* [Task description]: Working from the records beneath this line, reproduce each one exactly.

(Page and application data records)
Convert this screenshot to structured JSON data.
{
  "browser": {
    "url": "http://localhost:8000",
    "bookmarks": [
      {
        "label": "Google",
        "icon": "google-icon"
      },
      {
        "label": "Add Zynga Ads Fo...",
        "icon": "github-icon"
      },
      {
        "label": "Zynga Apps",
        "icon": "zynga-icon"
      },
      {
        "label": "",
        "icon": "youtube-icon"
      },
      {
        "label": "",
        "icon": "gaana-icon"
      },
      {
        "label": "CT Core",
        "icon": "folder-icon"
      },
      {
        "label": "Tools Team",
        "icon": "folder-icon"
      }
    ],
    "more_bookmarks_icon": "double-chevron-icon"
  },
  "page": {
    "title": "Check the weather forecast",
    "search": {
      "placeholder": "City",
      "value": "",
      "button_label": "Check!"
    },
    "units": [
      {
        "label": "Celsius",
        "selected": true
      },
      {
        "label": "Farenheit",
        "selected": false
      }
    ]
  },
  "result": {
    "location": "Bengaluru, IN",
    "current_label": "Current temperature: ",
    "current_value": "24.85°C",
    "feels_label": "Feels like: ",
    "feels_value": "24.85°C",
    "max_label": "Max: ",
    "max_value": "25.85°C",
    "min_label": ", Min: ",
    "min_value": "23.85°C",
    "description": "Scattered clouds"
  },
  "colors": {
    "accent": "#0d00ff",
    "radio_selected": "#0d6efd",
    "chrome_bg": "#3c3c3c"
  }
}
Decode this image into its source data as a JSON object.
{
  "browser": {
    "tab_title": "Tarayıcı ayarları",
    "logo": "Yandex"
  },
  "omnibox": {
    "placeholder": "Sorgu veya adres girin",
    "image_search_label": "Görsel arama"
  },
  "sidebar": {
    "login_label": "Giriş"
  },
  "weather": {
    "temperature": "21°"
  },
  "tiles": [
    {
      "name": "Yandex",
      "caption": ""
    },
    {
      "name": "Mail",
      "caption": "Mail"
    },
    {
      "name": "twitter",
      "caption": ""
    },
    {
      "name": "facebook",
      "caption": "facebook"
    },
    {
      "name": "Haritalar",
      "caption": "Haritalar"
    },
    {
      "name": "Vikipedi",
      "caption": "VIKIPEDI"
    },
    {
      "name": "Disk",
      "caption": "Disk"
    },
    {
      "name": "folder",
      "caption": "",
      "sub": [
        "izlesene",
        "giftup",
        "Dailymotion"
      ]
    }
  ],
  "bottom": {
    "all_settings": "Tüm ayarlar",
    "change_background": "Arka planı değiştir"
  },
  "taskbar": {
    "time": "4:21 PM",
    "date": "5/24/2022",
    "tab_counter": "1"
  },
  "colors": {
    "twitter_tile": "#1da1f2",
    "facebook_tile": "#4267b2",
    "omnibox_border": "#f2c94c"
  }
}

* [Result of the task]:
Convert this screenshot to structured JSON data.
{
  "browser": {
    "url": "http://localhost:8000",
    "bookmarks": [
      {
        "label": "Google",
        "icon": "google-icon"
      },
      {
        "label": "Add Zynga Ads Fo...",
        "icon": "github-icon"
      },
      {
        "label": "Zynga Apps",
        "icon": "zynga-icon"
      },
      {
        "label": "",
        "icon": "youtube-icon"
      },
      {
        "label": "",
        "icon": "gaana-icon"
      },
      {
        "label": "CT Core",
        "icon": "folder-icon"
      },
      {
        "label": "Tools Team",
        "icon": "folder-icon"
      }
    ],
    "more_bookmarks_icon": "double-chevron-icon"
  },
  "page": {
    "title": "Check the weather forecast",
    "search": {
      "placeholder": "City",
      "value": "",
      "button_label": "Check!"
    },
    "units": [
      {
        "label": "Celsius",
        "selected": true
      },
      {
        "label": "Farenheit",
        "selected": false
      }
    ]
  },
  "result": {
    "location": "Bengaluru, IN",
    "current_label": "Current temperature: ",
    "current_value": "24.85°C",
    "feels_label": "Feels like: ",
    "feels_value": "24.85°C",
    "max_label": "Max: ",
    "max_value": "25.85°C",
    "min_label": ", Min: ",
    "min_value": "23.85°C",
    "description": "Scattered clouds"
  },
  "colors": {
    "accent": "#0d00ff",
    "radio_selected": "#0d6efd",
    "chrome_bg": "#3c3c3c"
  }
}
Decode this image into its source data as a JSON object.
{
  "browser": {
    "tab_title": "Tarayıcı ayarları",
    "logo": "Yandex"
  },
  "omnibox": {
    "placeholder": "Sorgu veya adres girin",
    "image_search_label": "Görsel arama"
  },
  "sidebar": {
    "login_label": "Giriş"
  },
  "weather": {
    "temperature": "21°"
  },
  "tiles": [
    {
      "name": "Yandex",
      "caption": ""
    },
    {
      "name": "Mail",
      "caption": "Mail"
    },
    {
      "name": "twitter",
      "caption": ""
    },
    {
      "name": "facebook",
      "caption": "facebook"
    },
    {
      "name": "Haritalar",
      "caption": "Haritalar"
    },
    {
      "name": "Vikipedi",
      "caption": "VIKIPEDI"
    },
    {
      "name": "Disk",
      "caption": "Disk"
    },
    {
      "name": "folder",
      "caption": "",
      "sub": [
        "izlesene",
        "giftup",
        "Dailymotion"
      ]
    }
  ],
  "bottom": {
    "all_settings": "Tüm ayarlar",
    "change_background": "Arka planı değiştir"
  },
  "taskbar": {
    "time": "4:21 PM",
    "date": "5/24/2022",
    "tab_counter": "1"
  },
  "colors": {
    "twitter_tile": "#1da1f2",
    "facebook_tile": "#4267b2",
    "omnibox_border": "#f2c94c"
  }
}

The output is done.